▸ **EXTRACTED INFORMATION**
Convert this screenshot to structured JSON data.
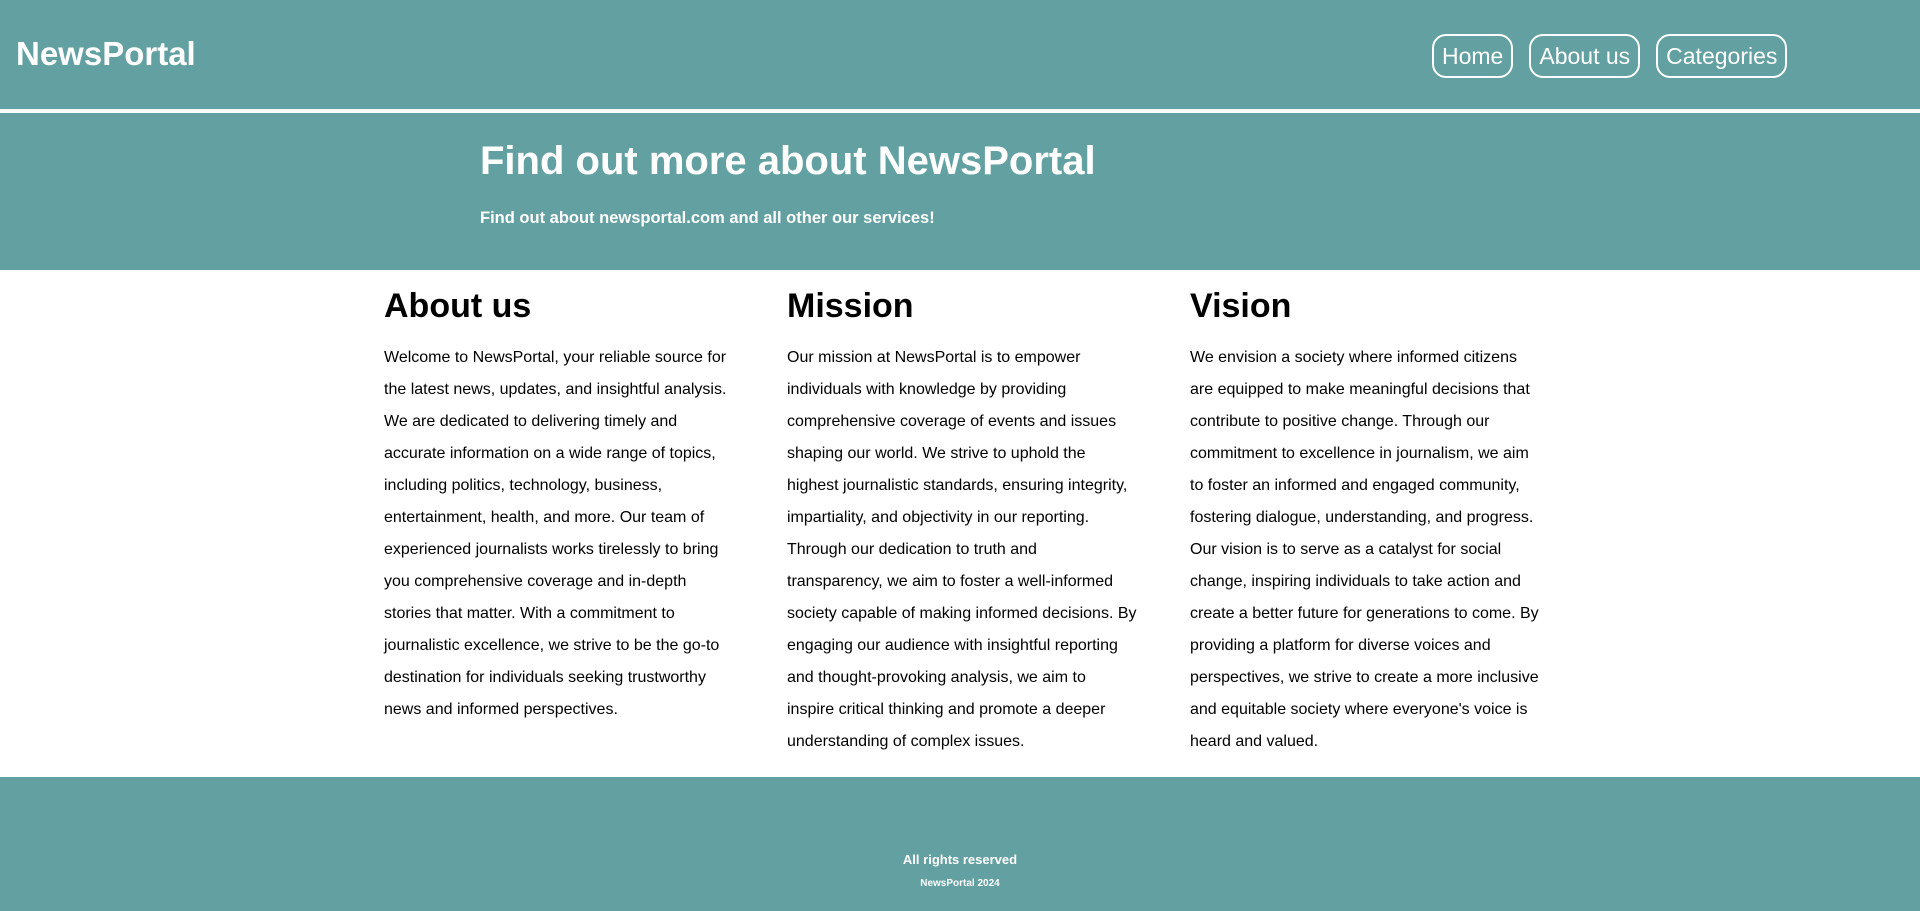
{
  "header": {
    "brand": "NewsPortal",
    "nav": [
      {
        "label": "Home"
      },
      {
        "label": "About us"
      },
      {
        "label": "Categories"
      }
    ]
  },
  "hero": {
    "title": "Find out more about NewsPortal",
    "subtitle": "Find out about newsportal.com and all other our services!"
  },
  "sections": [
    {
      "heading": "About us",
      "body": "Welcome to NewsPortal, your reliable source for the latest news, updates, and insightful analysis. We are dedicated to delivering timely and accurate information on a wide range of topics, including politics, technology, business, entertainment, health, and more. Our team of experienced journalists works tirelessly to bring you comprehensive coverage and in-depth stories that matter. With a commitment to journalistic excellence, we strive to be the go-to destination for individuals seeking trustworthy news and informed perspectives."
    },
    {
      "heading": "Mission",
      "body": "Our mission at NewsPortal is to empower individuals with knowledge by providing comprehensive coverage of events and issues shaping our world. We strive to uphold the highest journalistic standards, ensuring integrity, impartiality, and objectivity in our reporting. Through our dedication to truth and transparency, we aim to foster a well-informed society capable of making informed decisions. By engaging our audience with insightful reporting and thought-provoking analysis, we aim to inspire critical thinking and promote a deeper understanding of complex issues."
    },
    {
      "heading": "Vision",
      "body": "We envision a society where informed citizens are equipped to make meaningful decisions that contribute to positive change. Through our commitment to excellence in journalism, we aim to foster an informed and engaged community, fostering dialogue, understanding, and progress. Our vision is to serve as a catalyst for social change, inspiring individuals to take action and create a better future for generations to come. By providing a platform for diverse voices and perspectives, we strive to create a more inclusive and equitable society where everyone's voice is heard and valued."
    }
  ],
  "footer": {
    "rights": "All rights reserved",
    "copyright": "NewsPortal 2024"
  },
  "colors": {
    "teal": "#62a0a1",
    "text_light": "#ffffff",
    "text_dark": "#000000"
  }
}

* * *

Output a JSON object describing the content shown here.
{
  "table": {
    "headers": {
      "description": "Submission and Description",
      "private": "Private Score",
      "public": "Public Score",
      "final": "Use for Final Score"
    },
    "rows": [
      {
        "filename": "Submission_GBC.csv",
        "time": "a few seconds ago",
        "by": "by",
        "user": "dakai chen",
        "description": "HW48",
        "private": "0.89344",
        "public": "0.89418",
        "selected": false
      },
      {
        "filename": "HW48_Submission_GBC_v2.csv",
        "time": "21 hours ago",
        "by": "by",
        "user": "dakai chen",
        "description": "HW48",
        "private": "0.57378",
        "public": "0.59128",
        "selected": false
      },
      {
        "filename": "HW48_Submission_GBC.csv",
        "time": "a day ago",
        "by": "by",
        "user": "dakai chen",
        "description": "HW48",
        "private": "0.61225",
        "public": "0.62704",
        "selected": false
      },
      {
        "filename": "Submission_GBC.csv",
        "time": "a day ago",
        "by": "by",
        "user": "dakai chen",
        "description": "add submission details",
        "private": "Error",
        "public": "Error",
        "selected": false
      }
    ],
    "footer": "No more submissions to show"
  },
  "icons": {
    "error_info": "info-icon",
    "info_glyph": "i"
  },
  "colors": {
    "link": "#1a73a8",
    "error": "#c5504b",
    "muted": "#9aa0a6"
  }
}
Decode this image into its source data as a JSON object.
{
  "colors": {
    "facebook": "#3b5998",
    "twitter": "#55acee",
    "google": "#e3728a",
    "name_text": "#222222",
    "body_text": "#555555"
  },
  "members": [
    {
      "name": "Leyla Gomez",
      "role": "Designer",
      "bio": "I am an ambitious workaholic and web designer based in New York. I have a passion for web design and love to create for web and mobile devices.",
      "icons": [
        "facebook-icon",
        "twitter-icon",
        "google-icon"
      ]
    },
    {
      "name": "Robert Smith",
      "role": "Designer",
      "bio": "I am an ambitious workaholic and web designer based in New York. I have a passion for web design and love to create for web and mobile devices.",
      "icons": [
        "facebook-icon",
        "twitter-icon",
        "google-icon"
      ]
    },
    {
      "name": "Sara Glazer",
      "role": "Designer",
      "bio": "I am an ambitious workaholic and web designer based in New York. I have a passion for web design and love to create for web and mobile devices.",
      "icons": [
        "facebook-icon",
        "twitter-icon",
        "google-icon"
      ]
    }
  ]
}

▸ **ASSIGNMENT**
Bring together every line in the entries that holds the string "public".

▸ **TASK ANSWER**
      "public": "Public Score",
        "public": "0.89418",
        "public": "0.59128",
        "public": "0.62704",
        "public": "Error",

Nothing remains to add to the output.